Problem statement = A single number is the whole answer: the count of lines in these entries that hold "price".
((
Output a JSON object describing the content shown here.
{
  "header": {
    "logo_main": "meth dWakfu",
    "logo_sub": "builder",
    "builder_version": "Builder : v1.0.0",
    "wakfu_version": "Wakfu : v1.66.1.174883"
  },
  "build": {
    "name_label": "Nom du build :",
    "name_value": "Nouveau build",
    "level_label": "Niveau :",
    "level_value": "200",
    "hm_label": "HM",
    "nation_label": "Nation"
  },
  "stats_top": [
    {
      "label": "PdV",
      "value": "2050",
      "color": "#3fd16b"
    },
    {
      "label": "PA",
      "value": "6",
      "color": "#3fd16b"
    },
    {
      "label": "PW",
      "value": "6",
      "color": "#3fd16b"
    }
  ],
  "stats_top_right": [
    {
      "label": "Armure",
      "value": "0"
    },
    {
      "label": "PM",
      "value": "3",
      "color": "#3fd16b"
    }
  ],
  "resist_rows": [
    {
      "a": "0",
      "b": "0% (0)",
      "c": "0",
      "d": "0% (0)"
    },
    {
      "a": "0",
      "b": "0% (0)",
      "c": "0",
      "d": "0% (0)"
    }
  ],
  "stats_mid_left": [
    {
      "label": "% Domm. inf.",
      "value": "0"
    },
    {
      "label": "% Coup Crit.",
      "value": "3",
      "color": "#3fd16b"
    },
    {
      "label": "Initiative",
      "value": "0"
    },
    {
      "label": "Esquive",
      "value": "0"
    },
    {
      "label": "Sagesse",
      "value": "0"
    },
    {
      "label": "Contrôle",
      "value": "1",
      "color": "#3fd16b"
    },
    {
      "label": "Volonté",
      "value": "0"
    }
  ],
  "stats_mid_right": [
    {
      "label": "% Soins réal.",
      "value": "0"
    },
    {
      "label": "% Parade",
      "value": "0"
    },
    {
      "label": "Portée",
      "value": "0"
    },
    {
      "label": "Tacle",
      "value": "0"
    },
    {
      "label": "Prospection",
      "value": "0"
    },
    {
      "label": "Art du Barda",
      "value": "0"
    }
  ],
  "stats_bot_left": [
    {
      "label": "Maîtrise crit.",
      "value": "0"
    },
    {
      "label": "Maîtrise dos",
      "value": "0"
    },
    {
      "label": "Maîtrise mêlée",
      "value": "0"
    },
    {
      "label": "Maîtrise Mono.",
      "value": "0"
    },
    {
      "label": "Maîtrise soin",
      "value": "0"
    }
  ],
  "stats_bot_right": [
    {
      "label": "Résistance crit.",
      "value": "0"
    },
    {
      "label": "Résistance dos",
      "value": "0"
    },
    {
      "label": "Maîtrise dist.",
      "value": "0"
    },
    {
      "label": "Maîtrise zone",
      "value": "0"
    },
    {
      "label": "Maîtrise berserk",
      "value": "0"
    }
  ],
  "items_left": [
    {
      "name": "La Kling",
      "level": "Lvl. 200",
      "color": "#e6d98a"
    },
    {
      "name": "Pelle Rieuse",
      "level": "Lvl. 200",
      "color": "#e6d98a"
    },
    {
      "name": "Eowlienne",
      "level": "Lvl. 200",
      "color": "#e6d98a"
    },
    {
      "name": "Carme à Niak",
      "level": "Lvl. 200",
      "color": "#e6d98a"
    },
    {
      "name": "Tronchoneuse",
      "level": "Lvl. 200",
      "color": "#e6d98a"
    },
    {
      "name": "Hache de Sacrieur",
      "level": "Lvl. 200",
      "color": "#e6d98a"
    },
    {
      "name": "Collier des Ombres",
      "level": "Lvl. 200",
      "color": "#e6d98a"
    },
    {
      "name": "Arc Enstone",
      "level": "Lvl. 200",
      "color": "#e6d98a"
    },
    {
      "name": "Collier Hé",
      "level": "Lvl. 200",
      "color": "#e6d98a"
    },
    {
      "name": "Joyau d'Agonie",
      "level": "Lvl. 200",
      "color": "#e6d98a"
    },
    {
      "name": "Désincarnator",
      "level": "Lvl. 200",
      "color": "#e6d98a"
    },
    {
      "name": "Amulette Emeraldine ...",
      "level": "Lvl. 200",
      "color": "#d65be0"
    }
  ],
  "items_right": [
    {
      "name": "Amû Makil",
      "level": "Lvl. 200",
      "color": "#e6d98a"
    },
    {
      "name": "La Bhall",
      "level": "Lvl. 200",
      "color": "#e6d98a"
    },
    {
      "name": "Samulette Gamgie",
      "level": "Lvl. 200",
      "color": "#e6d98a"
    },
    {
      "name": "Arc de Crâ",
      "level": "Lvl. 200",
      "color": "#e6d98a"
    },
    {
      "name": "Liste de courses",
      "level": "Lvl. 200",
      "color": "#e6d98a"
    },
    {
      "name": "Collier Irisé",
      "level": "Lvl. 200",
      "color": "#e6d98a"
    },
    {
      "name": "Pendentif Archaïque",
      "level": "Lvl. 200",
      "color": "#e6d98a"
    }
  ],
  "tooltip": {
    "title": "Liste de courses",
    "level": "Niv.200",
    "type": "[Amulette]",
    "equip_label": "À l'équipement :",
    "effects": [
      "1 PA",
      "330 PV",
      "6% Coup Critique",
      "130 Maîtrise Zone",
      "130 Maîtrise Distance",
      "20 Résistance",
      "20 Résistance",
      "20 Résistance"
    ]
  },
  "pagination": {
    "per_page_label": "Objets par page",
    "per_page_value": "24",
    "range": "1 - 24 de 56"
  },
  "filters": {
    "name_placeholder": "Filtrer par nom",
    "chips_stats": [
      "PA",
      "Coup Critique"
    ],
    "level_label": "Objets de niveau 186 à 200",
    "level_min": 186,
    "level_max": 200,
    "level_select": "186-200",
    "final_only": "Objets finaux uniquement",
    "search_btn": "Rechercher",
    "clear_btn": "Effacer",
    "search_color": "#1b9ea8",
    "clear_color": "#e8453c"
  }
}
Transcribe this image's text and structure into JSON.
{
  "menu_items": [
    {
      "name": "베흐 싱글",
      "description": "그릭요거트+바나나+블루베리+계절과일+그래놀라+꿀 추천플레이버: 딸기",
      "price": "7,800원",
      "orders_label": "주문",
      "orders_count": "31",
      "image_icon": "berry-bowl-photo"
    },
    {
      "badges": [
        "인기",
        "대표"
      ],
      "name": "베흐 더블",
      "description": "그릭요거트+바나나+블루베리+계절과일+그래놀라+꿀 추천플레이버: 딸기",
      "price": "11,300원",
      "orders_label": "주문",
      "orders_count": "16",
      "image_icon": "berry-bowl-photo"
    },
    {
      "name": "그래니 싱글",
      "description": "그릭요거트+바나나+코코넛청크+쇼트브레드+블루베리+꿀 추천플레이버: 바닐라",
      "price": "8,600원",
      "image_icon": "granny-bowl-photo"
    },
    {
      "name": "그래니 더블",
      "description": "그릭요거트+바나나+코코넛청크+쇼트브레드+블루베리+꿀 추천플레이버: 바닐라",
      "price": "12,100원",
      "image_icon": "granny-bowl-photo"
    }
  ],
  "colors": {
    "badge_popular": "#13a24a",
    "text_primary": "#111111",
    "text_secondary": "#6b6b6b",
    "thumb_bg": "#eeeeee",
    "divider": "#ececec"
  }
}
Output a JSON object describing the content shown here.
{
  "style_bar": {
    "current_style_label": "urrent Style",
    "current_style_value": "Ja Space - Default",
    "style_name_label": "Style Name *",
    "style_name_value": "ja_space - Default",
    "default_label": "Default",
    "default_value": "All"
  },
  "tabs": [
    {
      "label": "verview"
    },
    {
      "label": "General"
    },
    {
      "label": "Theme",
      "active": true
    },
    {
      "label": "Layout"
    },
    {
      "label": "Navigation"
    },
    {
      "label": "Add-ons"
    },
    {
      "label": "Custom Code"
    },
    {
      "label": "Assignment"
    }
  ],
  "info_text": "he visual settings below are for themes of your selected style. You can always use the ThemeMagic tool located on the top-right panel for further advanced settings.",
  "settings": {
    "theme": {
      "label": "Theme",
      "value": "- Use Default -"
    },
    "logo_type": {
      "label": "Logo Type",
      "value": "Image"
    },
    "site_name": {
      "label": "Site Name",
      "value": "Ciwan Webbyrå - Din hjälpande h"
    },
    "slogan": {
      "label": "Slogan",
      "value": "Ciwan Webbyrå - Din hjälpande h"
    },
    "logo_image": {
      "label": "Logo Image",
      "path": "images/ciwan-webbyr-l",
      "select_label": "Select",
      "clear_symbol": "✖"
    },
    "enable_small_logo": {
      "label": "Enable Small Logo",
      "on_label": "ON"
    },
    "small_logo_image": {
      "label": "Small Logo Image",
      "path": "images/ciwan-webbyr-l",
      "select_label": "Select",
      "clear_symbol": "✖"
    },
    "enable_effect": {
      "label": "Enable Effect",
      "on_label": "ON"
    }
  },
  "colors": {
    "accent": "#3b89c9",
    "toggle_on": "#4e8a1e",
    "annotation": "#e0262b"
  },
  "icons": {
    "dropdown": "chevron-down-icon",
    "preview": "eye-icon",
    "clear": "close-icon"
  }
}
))
Result of the task = 4